In an extensive report, Norwegian newspaper Dagens Næringsliv said it has investigated Tidal’s internal data from a hard drive it obtained that contains “billions of rows” of song titles, user IDs, and country codes, and found that – as translated by Music Business Worldwide – “Beyoncé’s and Kanye West’s listener numbers on Tidal have been manipulated to the tune of several hundred million false plays,” a practice that has “generated massive royalty payouts at the expense of other artists.” The newspaper’s investigation kicked off in 2016, when Tidal claimed that West’s album The Life of Pablo had been streamed 250 million times in its first 10 days, and that Beyoncé’s album Lemonade garnered 306 million streams in its first 15 days. At the time, Tidal reported 3 million subscribers, meaning that every subscriber would have been playing the albums nearly a dozen times a day.
Dagens Næringsliv took its findings to the Norwegian University of Science and Technology, which assembled data security and cybercrime experts to put together a 78-page report concluding that Tidal seems to have intentionally manipulated its data for the two albums, as evidenced by the “large presence of similar duplicate records” for a large percentage of its user base.
Tidal disputes the accusations. “This is a smear campaign from a publication that once referred to our employee as an ‘Israeli Intelligence officer’ and our owner as a ‘crack dealer,’” a Tidal spokesperson tells Rolling Stone, referring to a January 2017 report in which Dagens Næringsliv described Jay-Z and Roc Nation executive Lior Tibon with the aforementioned details. “We expect nothing less from them than this ridiculous story, lies and falsehoods. The information was stolen and manipulated and we will fight these claims vigorously.”

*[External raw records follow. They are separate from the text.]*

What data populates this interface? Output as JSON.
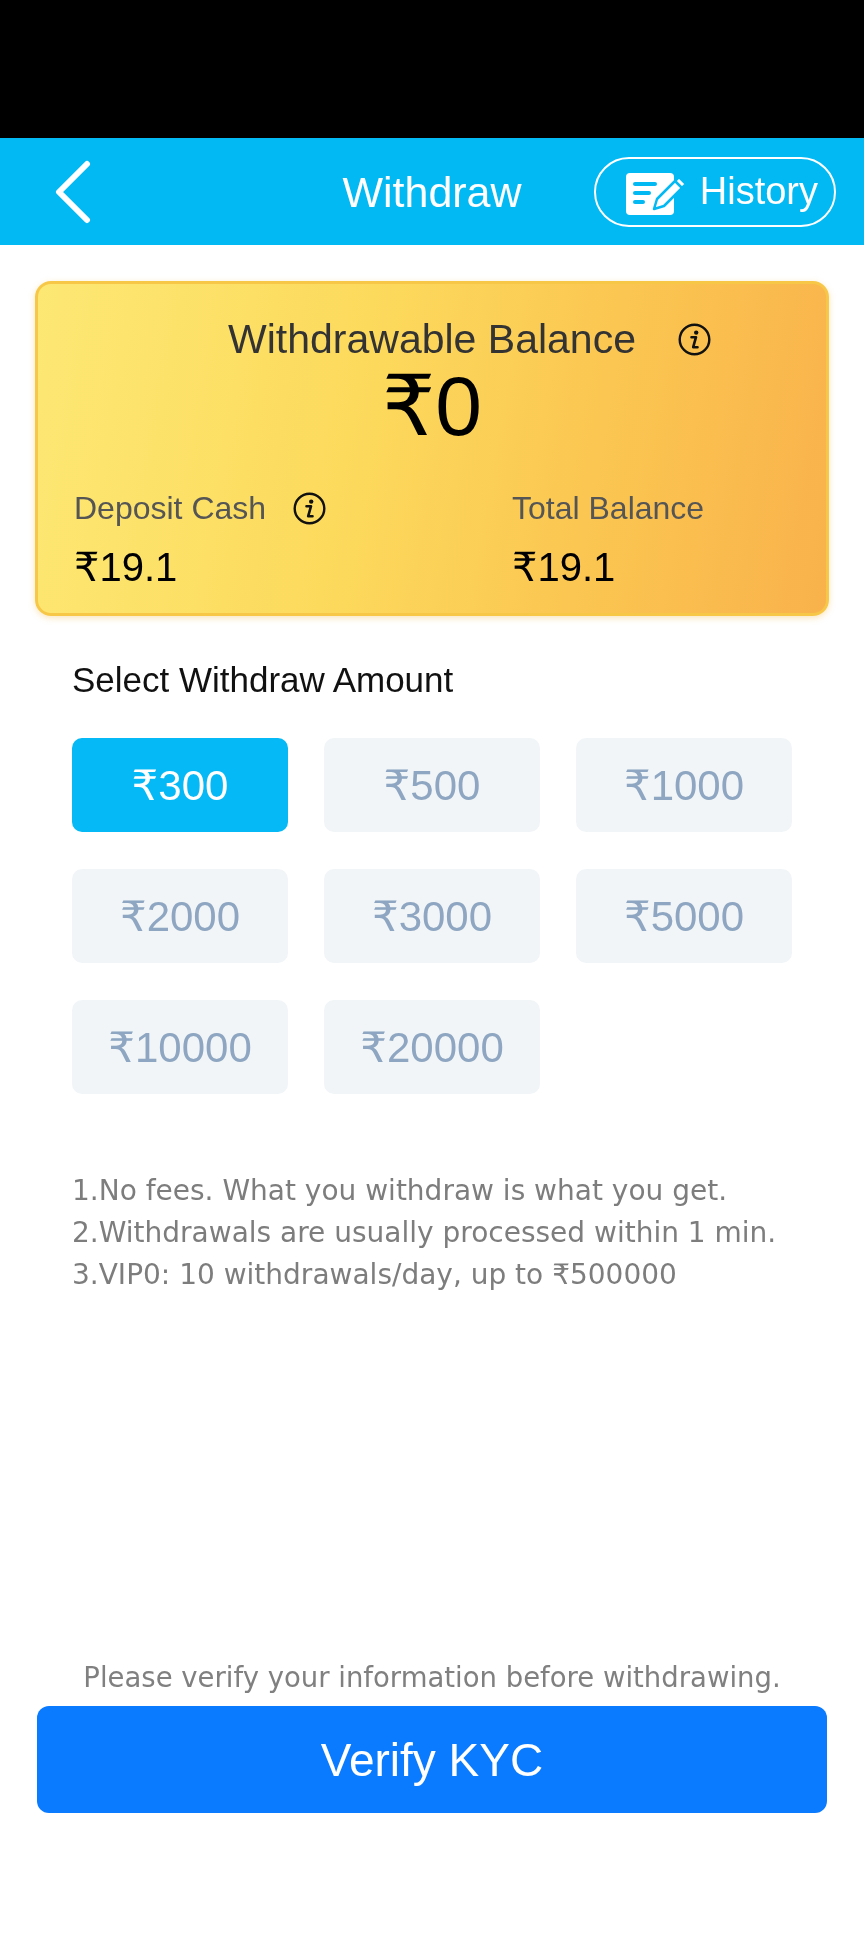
{
  "header": {
    "title": "Withdraw",
    "history_button": {
      "label": "History"
    }
  },
  "balance_card": {
    "title": "Withdrawable Balance",
    "title_info": true,
    "amount": "₹0",
    "items": [
      {
        "label": "Deposit Cash",
        "value": "₹19.1",
        "info": true
      },
      {
        "label": "Total Balance",
        "value": "₹19.1",
        "info": false
      }
    ]
  },
  "amount_section": {
    "title": "Select Withdraw Amount",
    "options": [
      {
        "label": "₹300",
        "selected": true
      },
      {
        "label": "₹500",
        "selected": false
      },
      {
        "label": "₹1000",
        "selected": false
      },
      {
        "label": "₹2000",
        "selected": false
      },
      {
        "label": "₹3000",
        "selected": false
      },
      {
        "label": "₹5000",
        "selected": false
      },
      {
        "label": "₹10000",
        "selected": false
      },
      {
        "label": "₹20000",
        "selected": false
      }
    ]
  },
  "notes": [
    "1.No fees. What you withdraw is what you get.",
    "2.Withdrawals are usually processed within 1 min.",
    "3.VIP0: 10 withdrawals/day, up to ₹500000"
  ],
  "footer": {
    "hint": "Please verify your information before withdrawing.",
    "button": "Verify KYC"
  }
}
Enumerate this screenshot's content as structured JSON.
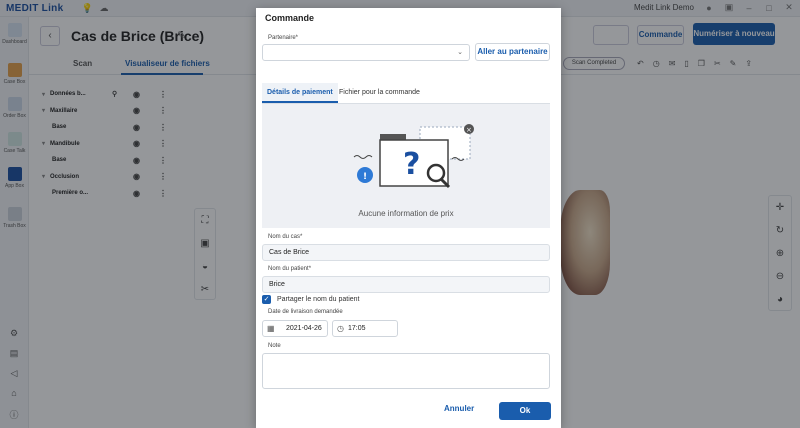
{
  "app": {
    "brand": "MEDIT Link",
    "user": "Medit Link Demo"
  },
  "sidebar": {
    "items": [
      {
        "label": "Dashboard"
      },
      {
        "label": "Case Box"
      },
      {
        "label": "Order Box"
      },
      {
        "label": "Case Talk"
      },
      {
        "label": "App Box"
      },
      {
        "label": "Trash Box"
      }
    ]
  },
  "header": {
    "back": "‹",
    "case_title": "Cas de Brice (Brice)",
    "edit": "✎"
  },
  "tabs": [
    {
      "label": "Scan"
    },
    {
      "label": "Visualiseur de fichiers"
    }
  ],
  "tree": [
    {
      "label": "Données b...",
      "caret": "▾",
      "has_pin": true
    },
    {
      "label": "Maxillaire",
      "caret": "▾"
    },
    {
      "label": "Base",
      "caret": ""
    },
    {
      "label": "Mandibule",
      "caret": "▾"
    },
    {
      "label": "Base",
      "caret": ""
    },
    {
      "label": "Occlusion",
      "caret": "▾"
    },
    {
      "label": "Première o...",
      "caret": ""
    }
  ],
  "actions": {
    "commande": "Commande",
    "scan": "Numériser à nouveau",
    "status": "Scan Completed"
  },
  "modal": {
    "title": "Commande",
    "partner_label": "Partenaire*",
    "partner_value": "",
    "goto_partner": "Aller au partenaire",
    "tabs": [
      {
        "label": "Détails de paiement"
      },
      {
        "label": "Fichier pour la commande"
      }
    ],
    "empty_text": "Aucune information de prix",
    "case_name_label": "Nom du cas*",
    "case_name": "Cas de Brice",
    "patient_label": "Nom du patient*",
    "patient_name": "Brice",
    "share_label": "Partager le nom du patient",
    "share_checked": true,
    "date_label": "Date de livraison demandée",
    "date": "2021-04-26",
    "time": "17:05",
    "note_label": "Note",
    "note": "",
    "cancel": "Annuler",
    "ok": "Ok"
  },
  "colors": {
    "accent": "#1a5dad",
    "overlay": "rgba(20,24,30,0.45)"
  }
}
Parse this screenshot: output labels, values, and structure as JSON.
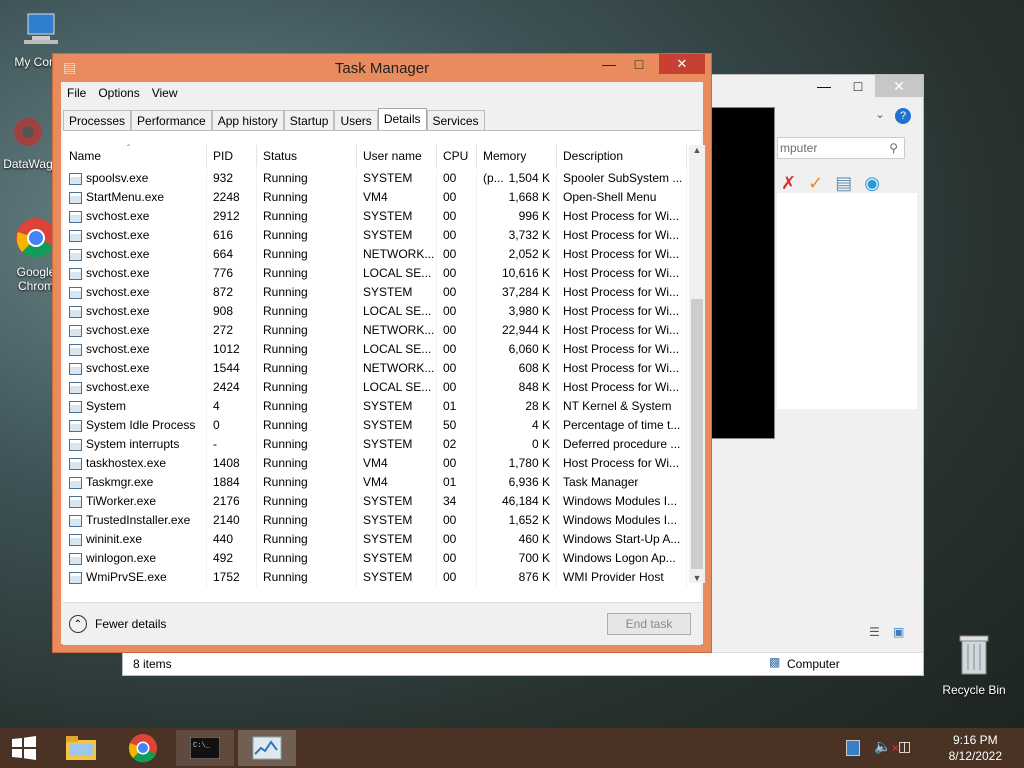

In that January 2017 report, Dagens Næringsliv also questioned Tidal’s claim of reaching 3 million subscribers; around the same time, Midia Research analyst Mark Mulligan also said Tidal’s active subscriber count, based on its revenue, could not be higher than 1 million. The music-streaming company, which currently operates in 52 countries, has not released an updated subscriber count since last year.